Chinese banking regulators’ efforts to force the country’s largest conglomerates to deleverage after an unprecedented binge on foreign assets has already spurred a pullback in foreign real-estate investment, part of a broader decline in foreign investment more generally.
But with wealthy Chinese buyers suddenly out of the real-estate market, housing analysts are anticipating a wave of sharp declines in housing prices in some of the world’s most expensive markets like New York City, London and Hong Kong.
But during the first half of the year, real-estate prices in these markets have continued to climb. Even in Hong Kong, one of the most expensive markets, and also one of the first places one might expect the impact of a mainland pullback to be felt, prices have instead climbed to all-time highs, according to Bloomberg.
The Centaline Property’s Centa-City Leading Index of existing home prices surged to a record high 160.3 as of July 30. The index has climbed 11 percent this year, and more than 50% in the past five years.
Over the past five years, the rapid runup in home prices has caused densely populated Hong Kong to become the world’s most expensive housing market.
“Hong Kong’s housing affordability ratio, which measures the proportion of income spent on mortgages, worsened to about 67 percent for the quarter, the government said Friday, up from 56 percent in the year-earlier period.”
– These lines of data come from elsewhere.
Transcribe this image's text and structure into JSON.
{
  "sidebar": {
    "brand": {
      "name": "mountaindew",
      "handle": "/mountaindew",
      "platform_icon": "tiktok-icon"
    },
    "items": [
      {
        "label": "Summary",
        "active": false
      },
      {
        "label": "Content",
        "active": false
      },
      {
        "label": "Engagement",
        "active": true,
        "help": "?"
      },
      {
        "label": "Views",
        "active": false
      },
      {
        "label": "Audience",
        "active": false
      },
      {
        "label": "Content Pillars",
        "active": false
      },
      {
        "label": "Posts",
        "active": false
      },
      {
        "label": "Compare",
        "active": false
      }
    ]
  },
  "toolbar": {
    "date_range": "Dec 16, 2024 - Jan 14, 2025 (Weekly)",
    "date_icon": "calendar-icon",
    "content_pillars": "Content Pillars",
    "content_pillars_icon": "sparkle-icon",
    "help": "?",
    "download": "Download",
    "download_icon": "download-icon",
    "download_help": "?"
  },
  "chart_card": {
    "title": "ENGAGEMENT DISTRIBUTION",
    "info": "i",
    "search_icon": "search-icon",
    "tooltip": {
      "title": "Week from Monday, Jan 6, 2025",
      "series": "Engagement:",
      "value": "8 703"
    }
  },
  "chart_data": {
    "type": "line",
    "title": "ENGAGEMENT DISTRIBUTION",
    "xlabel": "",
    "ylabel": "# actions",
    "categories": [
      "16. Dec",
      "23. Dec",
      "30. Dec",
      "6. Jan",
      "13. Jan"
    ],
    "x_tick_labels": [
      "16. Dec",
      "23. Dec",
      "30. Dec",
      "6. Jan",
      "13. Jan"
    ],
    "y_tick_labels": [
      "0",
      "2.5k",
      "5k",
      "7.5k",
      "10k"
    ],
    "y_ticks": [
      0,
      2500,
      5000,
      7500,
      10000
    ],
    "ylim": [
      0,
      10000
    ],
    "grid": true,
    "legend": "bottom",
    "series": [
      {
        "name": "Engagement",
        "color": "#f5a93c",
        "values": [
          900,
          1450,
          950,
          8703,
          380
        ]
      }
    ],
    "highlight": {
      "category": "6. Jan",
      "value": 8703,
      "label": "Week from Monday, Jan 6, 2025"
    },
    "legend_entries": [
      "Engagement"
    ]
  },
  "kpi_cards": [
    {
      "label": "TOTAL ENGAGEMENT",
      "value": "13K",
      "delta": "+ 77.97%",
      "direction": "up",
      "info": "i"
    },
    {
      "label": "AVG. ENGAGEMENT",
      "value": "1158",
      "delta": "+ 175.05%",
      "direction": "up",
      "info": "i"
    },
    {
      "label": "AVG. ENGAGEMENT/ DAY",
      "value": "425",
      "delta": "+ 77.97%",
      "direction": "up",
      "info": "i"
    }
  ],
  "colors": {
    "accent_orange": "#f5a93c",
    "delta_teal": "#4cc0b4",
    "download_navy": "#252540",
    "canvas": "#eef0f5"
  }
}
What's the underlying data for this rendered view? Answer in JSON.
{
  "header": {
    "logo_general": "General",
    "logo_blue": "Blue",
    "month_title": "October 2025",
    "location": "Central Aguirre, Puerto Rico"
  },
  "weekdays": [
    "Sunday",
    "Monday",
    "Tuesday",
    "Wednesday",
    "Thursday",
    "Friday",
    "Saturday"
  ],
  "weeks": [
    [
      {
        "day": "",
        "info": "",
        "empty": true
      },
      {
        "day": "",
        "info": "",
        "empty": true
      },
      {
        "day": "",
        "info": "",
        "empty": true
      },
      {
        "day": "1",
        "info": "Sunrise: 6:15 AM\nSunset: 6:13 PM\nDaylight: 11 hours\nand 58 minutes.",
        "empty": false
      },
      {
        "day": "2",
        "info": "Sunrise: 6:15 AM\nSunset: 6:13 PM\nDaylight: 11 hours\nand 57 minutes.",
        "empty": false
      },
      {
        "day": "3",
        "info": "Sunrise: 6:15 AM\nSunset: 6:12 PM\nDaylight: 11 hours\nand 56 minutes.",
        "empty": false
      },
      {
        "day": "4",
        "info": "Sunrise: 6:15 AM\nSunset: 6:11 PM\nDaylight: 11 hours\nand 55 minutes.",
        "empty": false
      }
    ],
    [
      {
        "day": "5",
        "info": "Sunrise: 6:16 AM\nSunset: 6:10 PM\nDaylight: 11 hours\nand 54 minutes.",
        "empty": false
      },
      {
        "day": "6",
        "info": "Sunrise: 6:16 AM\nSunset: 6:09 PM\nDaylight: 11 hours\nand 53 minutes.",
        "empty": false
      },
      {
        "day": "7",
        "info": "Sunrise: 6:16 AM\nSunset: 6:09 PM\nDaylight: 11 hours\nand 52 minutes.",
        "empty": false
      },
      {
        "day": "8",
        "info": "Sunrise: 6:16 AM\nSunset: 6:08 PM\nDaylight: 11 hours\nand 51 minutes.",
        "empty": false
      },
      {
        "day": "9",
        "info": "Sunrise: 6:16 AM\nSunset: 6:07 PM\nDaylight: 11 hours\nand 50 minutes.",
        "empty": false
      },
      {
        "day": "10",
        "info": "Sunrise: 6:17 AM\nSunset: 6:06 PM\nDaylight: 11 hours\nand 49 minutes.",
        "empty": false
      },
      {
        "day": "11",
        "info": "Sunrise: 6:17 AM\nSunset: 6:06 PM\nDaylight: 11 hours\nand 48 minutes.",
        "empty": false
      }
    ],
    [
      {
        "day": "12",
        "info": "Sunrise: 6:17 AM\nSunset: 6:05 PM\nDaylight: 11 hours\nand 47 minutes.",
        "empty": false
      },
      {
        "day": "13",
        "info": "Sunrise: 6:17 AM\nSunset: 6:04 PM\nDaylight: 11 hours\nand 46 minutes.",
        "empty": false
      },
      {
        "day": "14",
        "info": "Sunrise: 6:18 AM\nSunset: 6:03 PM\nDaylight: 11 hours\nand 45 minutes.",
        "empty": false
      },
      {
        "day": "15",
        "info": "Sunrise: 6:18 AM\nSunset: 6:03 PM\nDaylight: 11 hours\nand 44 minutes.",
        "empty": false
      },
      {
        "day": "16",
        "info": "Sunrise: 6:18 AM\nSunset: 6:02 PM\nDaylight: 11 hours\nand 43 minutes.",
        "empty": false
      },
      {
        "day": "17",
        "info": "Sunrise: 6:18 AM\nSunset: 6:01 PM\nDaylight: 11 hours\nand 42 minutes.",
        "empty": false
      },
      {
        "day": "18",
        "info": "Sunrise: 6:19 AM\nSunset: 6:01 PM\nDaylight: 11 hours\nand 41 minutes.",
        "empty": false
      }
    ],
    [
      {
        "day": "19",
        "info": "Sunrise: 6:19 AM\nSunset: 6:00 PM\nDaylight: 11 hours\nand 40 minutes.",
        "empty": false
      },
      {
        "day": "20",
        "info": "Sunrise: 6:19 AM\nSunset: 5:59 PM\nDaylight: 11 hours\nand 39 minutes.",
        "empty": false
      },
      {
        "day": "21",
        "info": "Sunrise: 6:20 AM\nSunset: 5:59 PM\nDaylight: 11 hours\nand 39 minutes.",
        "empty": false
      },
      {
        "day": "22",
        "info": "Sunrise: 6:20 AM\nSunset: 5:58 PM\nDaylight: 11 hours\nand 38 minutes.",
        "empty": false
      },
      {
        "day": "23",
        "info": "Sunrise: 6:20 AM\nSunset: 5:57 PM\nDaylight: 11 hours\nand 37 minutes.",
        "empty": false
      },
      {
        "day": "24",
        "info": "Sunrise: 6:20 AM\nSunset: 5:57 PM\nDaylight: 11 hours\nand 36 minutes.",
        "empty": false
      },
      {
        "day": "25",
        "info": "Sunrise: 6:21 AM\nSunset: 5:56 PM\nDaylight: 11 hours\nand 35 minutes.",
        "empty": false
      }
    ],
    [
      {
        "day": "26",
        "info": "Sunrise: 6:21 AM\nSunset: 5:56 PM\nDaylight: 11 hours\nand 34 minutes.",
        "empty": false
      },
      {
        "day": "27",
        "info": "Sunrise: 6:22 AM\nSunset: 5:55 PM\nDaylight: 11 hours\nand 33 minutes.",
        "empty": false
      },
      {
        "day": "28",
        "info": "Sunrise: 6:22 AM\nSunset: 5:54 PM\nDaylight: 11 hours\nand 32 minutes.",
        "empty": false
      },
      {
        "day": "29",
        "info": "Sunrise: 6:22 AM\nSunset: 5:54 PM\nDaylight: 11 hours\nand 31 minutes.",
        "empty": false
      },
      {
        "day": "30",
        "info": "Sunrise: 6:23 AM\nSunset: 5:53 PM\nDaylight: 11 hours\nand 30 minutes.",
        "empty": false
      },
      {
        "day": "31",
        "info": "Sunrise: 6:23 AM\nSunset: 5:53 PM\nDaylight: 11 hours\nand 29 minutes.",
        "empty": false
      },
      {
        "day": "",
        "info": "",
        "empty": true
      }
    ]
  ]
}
Reining in housing prices in the former British colony is a top priority of the HKMA – the city’s de facto central bank – and its incoming Chief Executive Carrie Lam. Home prices have been a major driver of inequality; for example, now takes a household earning the median income 18 years to afford a home, according to data from Demographia. Every housing auction is hopelessly oversubscribed.
Back in May, HKMA’s current Chief Executive Norman Chan warned about the bubble-like behavior in the city’s housing market, saying levels of demand were reminiscent of 20 years ago, just before Hong Kong suffered a property bust. Chan cautioned people with limited financial resources to stop speculating in property based on the expectation that prices would rise indefinitely.
With wealthy foreign buyers stepping away, there’s probably enough repressed demand in the local market to keep prices buoyant for now. The number of residential transactions surged 43 percent to 18,892 in the second quarter, helping to push prices higher.
Unfortunately for investors, without a supply of wealthy mainland buyers willing to pay the “Chinese premium,” prices will soon slide back to Earth.
This post originally appeared on Zero Hedge